### What you are asked to do
Please copy out every line in the entries that includes the word "Selling".

+ + +

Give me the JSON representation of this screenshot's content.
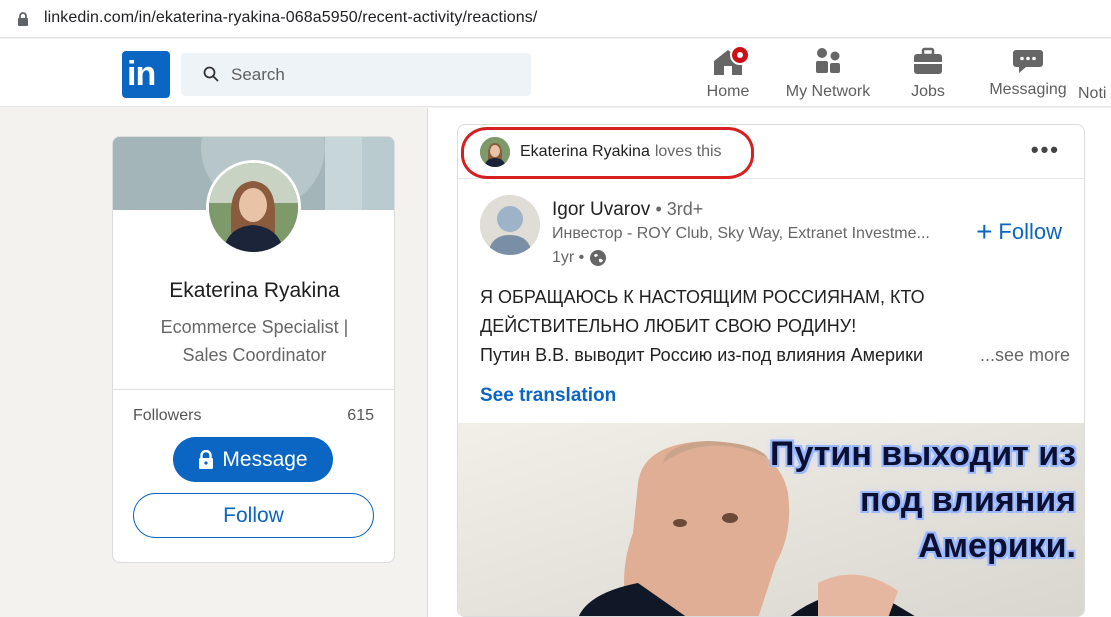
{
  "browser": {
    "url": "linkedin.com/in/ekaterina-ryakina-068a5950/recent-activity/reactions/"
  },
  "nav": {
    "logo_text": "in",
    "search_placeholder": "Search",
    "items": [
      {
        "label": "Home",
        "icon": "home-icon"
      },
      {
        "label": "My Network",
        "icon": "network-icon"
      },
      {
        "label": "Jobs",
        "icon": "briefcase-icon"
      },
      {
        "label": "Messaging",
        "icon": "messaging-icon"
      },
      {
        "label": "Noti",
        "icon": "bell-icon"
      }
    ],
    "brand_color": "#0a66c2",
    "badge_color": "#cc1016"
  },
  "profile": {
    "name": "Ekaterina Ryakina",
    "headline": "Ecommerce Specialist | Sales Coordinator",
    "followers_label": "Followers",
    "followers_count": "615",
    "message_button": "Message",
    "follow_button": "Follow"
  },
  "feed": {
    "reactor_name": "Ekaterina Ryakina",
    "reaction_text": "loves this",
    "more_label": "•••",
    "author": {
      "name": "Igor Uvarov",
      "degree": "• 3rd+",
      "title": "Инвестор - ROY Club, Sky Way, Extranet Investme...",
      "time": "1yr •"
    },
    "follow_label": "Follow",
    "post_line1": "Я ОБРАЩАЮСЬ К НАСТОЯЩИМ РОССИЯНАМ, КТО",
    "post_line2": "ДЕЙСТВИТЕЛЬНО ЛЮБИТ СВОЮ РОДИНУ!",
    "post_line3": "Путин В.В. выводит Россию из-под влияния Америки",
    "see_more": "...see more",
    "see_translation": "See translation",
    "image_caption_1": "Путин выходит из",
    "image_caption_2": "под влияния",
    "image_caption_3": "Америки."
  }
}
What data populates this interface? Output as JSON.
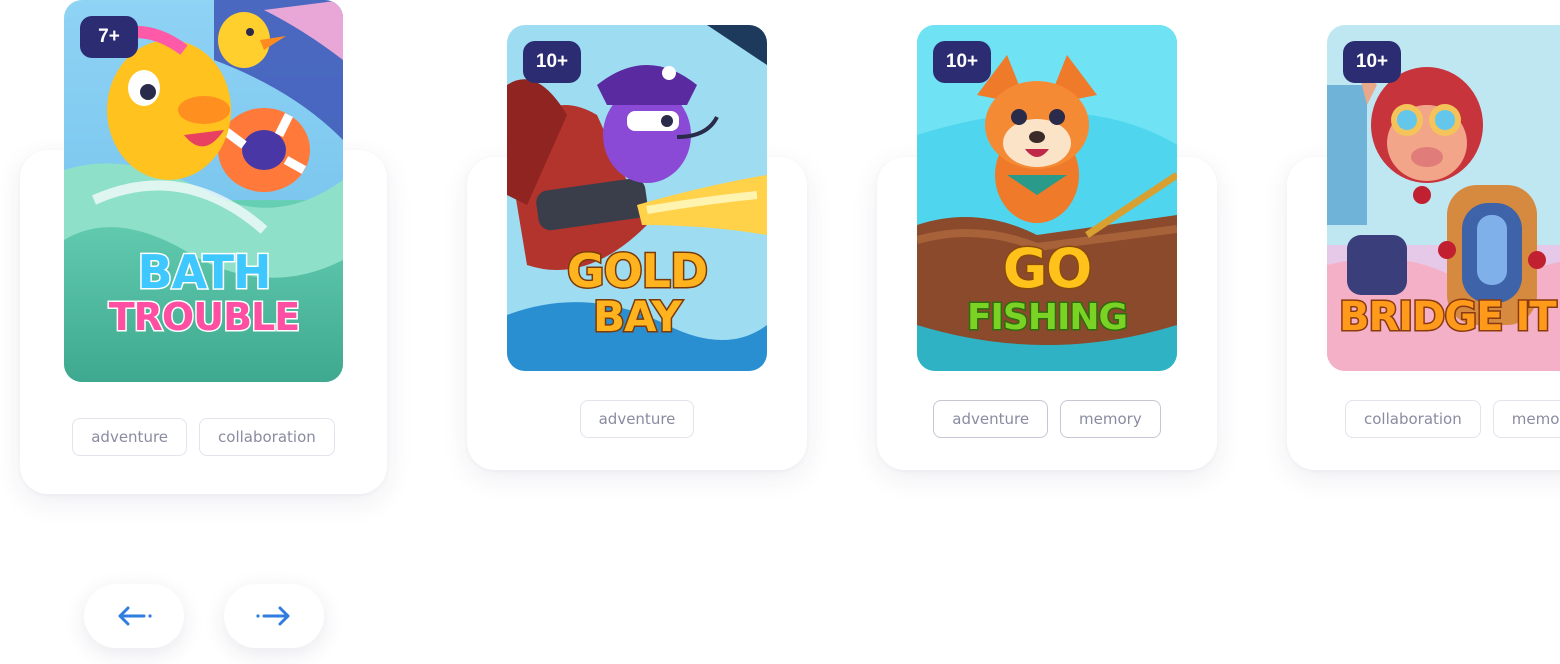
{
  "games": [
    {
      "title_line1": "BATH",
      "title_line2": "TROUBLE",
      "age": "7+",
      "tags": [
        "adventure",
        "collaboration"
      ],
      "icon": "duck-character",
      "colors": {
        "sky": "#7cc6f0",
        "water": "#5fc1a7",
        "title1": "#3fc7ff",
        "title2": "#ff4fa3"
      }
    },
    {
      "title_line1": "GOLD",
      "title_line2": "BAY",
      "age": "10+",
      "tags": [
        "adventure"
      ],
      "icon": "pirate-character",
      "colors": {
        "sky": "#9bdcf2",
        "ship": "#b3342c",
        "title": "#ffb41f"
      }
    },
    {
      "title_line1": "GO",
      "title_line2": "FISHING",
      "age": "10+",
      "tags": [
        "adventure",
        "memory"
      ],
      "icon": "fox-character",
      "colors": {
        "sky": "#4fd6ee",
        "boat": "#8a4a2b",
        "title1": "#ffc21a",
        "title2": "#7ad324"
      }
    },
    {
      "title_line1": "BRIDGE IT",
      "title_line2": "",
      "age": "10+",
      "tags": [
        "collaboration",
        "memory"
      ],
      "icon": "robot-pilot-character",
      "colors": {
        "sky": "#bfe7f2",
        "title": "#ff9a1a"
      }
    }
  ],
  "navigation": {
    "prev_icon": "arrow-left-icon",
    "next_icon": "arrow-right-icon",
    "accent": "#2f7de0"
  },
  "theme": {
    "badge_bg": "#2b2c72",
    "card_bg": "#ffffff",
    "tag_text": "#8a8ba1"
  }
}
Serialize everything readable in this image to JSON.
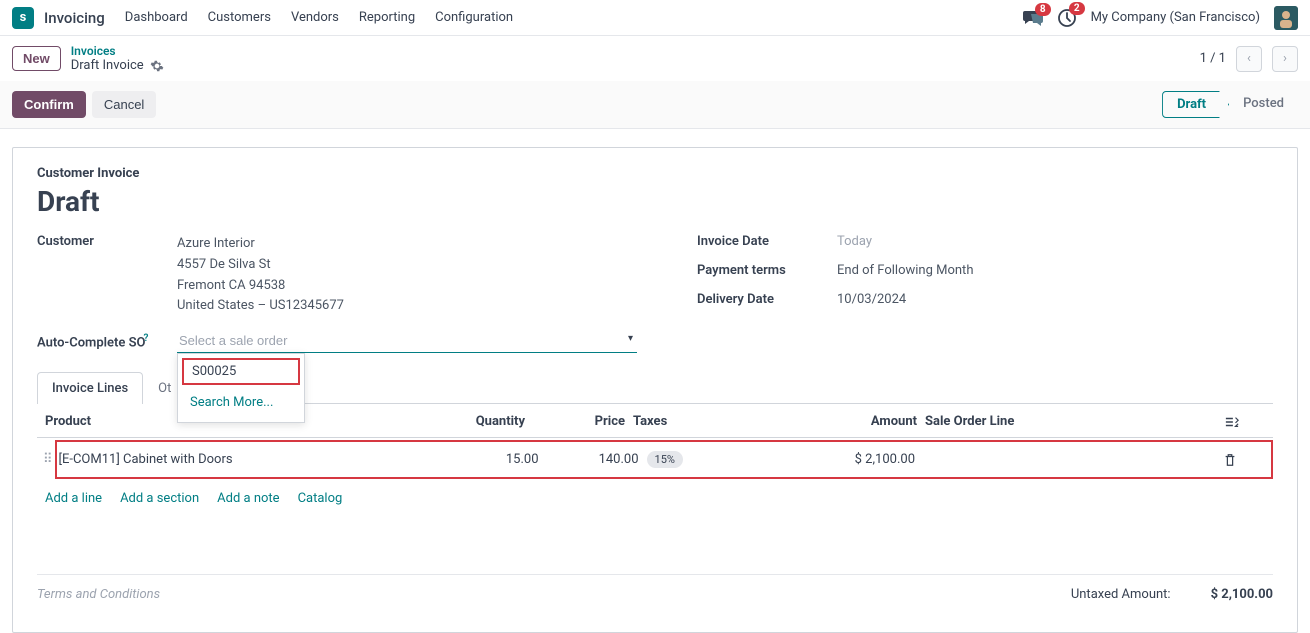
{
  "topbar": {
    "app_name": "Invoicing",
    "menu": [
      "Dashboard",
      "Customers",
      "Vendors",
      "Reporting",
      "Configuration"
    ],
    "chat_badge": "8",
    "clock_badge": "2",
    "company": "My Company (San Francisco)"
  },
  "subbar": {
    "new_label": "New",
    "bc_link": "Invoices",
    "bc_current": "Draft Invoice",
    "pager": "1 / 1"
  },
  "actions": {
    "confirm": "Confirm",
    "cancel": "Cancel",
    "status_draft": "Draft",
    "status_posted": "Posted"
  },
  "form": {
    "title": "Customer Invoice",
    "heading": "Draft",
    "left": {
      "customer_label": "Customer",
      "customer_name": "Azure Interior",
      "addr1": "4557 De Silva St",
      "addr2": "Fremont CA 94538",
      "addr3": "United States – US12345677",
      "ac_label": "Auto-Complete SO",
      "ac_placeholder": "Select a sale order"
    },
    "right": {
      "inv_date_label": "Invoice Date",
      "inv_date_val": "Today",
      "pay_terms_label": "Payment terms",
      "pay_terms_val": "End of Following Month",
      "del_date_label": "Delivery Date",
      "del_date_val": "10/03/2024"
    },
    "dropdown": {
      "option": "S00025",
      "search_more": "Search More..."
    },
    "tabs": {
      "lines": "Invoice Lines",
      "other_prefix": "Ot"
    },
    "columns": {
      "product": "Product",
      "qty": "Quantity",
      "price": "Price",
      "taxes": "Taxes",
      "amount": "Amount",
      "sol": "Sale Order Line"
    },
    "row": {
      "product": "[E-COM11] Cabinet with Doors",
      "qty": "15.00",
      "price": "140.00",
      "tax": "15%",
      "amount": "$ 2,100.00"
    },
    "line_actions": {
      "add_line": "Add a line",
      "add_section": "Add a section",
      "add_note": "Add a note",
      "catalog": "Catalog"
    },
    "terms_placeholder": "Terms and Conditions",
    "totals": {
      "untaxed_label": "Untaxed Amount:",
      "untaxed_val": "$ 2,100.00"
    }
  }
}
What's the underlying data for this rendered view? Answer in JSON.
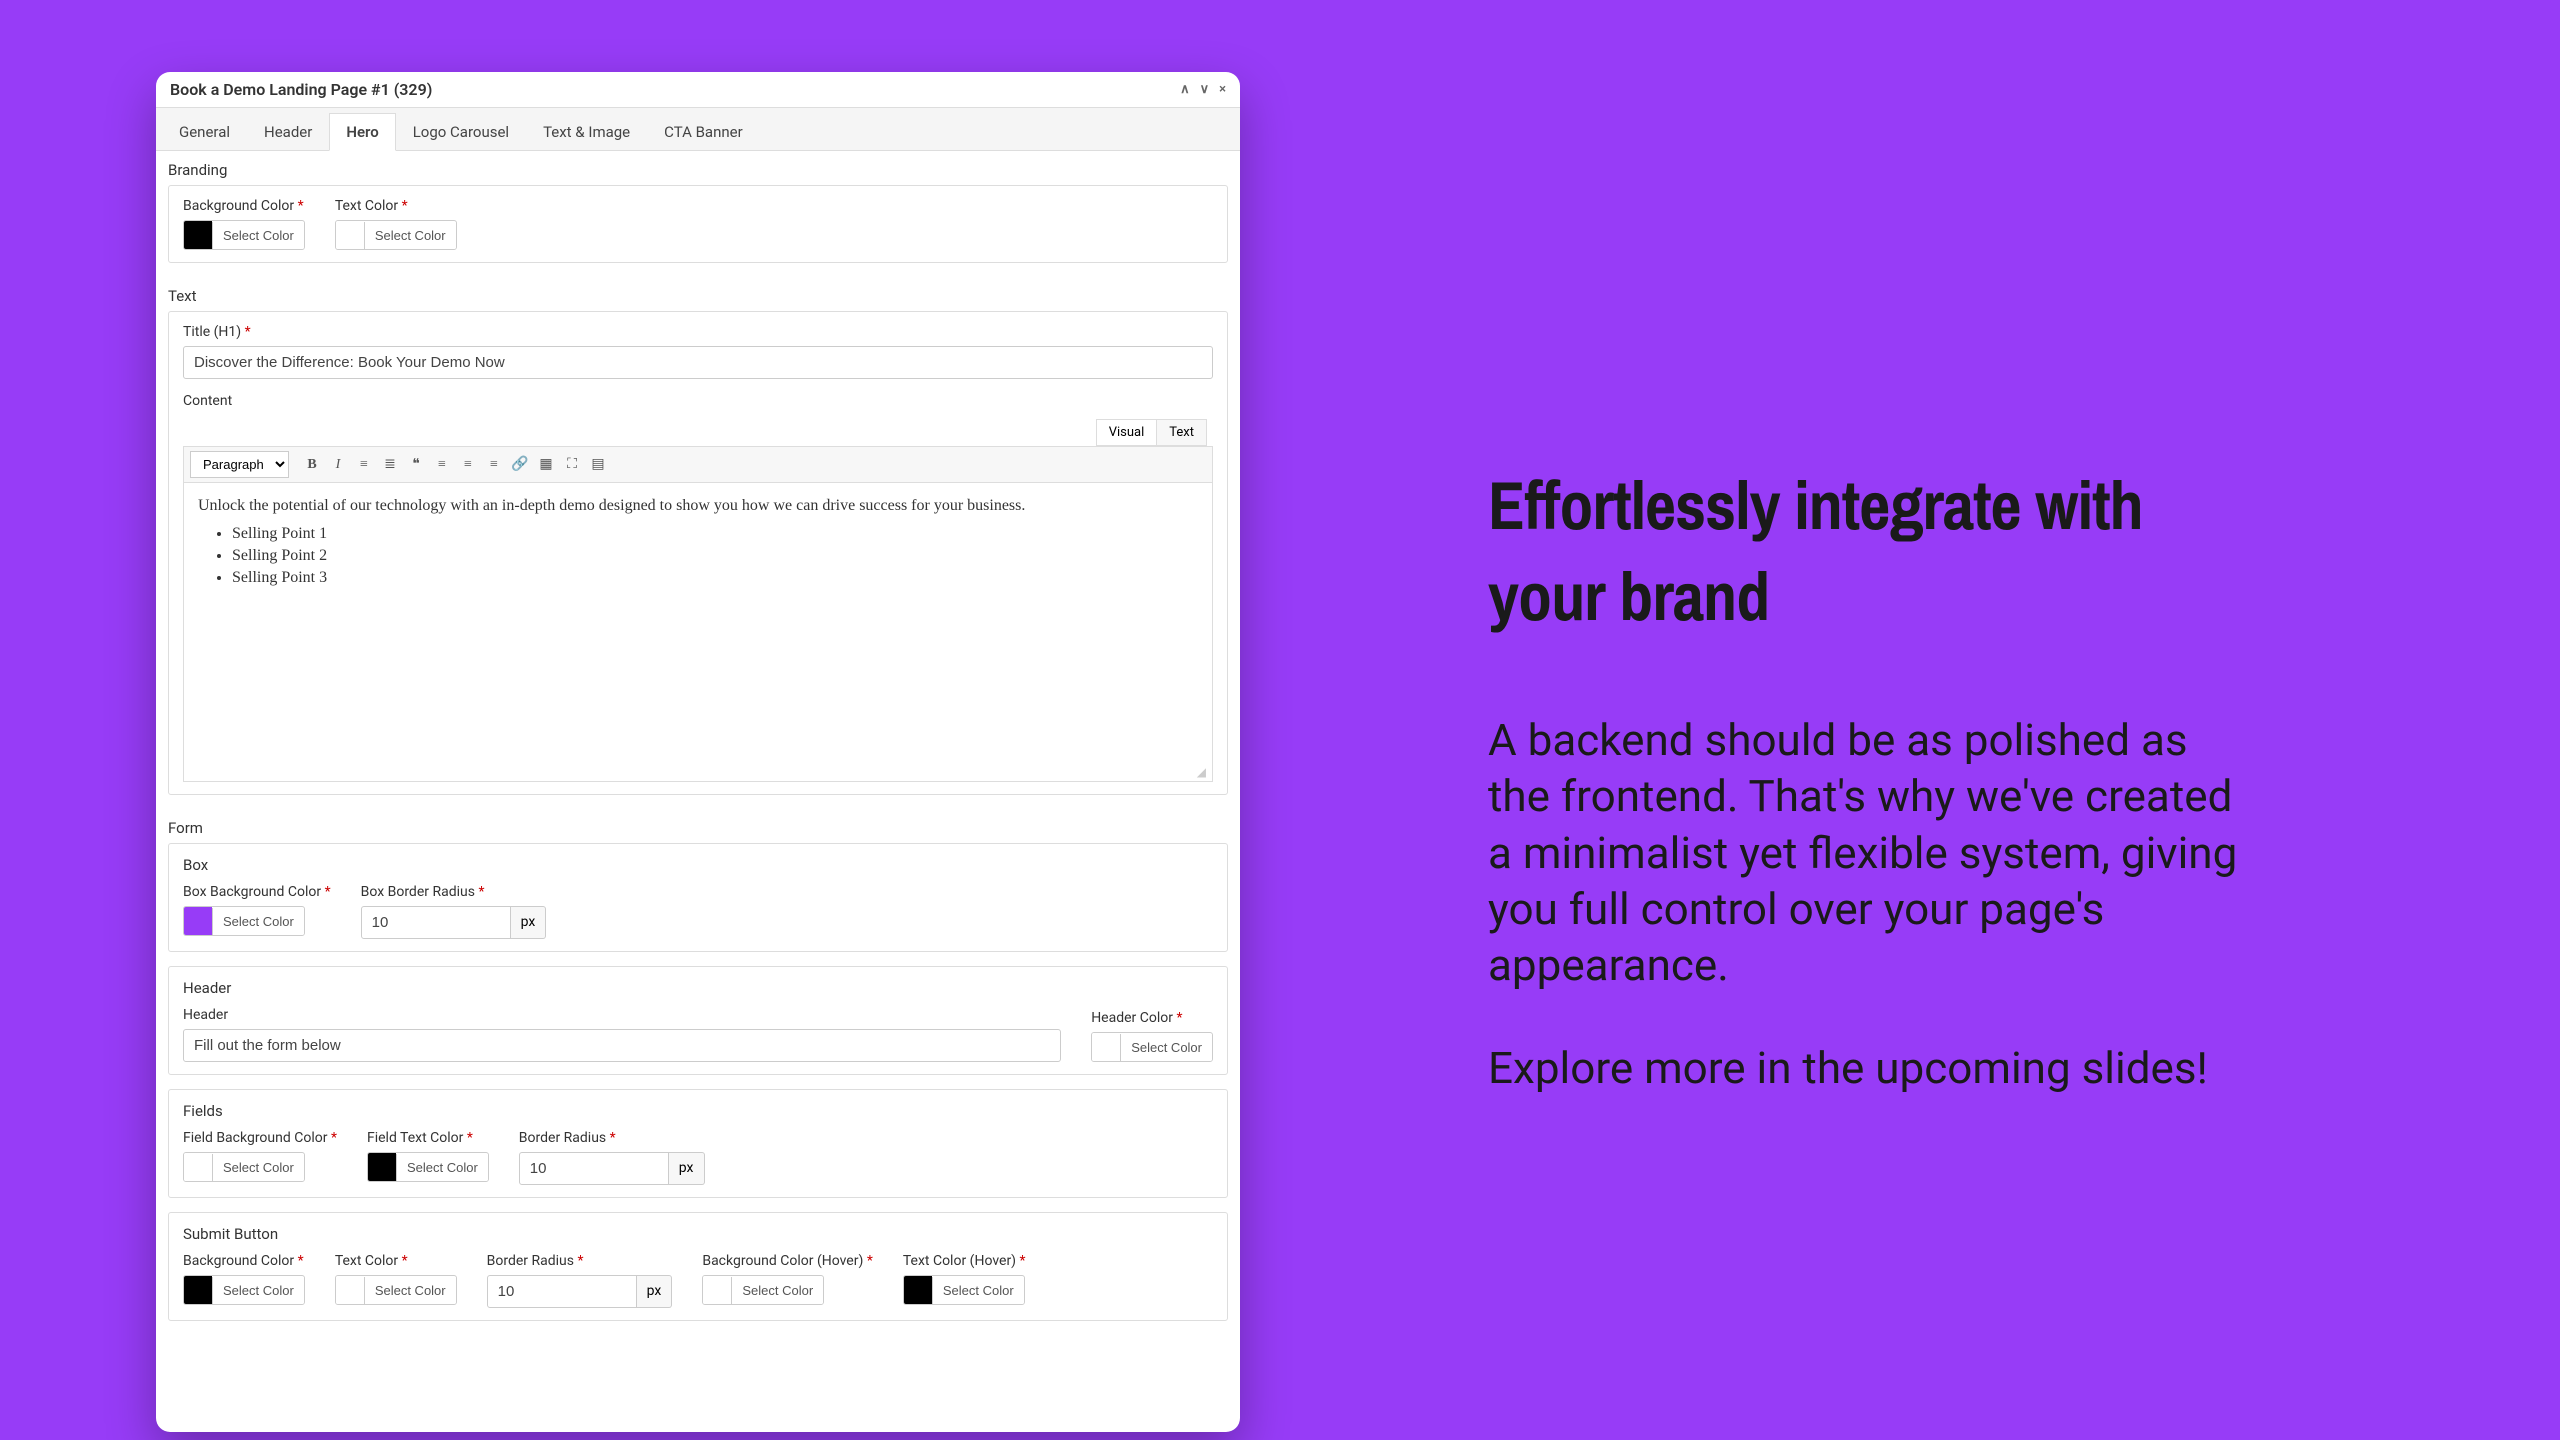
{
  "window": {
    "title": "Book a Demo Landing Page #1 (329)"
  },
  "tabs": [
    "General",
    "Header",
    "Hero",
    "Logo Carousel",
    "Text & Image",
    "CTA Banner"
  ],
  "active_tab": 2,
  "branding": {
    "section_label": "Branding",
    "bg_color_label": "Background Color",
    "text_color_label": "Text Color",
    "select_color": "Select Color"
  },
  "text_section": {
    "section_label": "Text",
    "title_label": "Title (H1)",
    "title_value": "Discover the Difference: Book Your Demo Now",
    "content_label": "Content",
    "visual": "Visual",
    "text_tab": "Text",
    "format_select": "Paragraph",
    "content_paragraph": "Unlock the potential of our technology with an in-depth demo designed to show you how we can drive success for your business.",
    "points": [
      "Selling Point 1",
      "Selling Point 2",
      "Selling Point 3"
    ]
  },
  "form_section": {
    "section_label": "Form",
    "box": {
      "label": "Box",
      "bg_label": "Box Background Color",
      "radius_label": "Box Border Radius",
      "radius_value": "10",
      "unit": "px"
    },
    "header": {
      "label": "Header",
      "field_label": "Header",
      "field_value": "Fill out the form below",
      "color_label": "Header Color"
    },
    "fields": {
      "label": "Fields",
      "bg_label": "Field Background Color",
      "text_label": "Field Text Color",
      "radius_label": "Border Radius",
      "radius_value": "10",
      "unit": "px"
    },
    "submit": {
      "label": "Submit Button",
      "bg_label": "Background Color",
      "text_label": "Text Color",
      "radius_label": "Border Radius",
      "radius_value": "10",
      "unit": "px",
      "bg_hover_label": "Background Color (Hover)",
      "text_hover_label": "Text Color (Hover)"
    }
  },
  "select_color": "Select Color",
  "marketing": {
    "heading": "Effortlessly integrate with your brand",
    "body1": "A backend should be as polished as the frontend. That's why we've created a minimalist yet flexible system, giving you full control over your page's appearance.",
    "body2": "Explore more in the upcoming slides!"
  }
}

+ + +

### Response to the task
      "Selling Point 1",
      "Selling Point 2",
      "Selling Point 3"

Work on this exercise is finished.